[Opening SUPPLIED DATA section]

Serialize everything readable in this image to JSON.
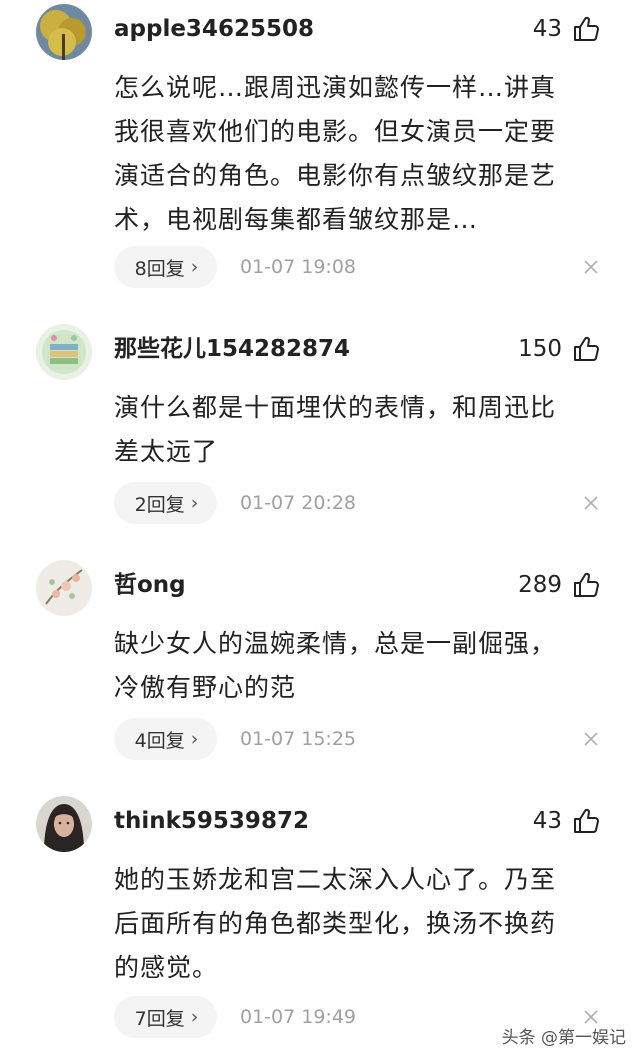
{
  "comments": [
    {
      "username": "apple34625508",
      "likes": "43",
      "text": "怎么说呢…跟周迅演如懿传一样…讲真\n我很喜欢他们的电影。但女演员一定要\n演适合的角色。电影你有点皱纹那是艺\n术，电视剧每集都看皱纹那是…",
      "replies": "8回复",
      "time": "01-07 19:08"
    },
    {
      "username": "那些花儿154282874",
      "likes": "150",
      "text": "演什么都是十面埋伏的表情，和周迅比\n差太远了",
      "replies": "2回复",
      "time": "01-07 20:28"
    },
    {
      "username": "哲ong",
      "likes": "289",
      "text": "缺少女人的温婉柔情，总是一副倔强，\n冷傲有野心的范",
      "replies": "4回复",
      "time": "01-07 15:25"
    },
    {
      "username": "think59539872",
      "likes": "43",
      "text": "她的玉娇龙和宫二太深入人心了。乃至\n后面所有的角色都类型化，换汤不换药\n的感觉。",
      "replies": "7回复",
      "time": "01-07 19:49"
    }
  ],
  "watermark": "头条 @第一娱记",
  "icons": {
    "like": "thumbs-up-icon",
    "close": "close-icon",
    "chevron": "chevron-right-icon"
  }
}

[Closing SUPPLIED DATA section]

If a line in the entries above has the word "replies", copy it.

• **REPLY TO THE TASK**
      "replies": "8回复",
      "replies": "2回复",
      "replies": "4回复",
      "replies": "7回复",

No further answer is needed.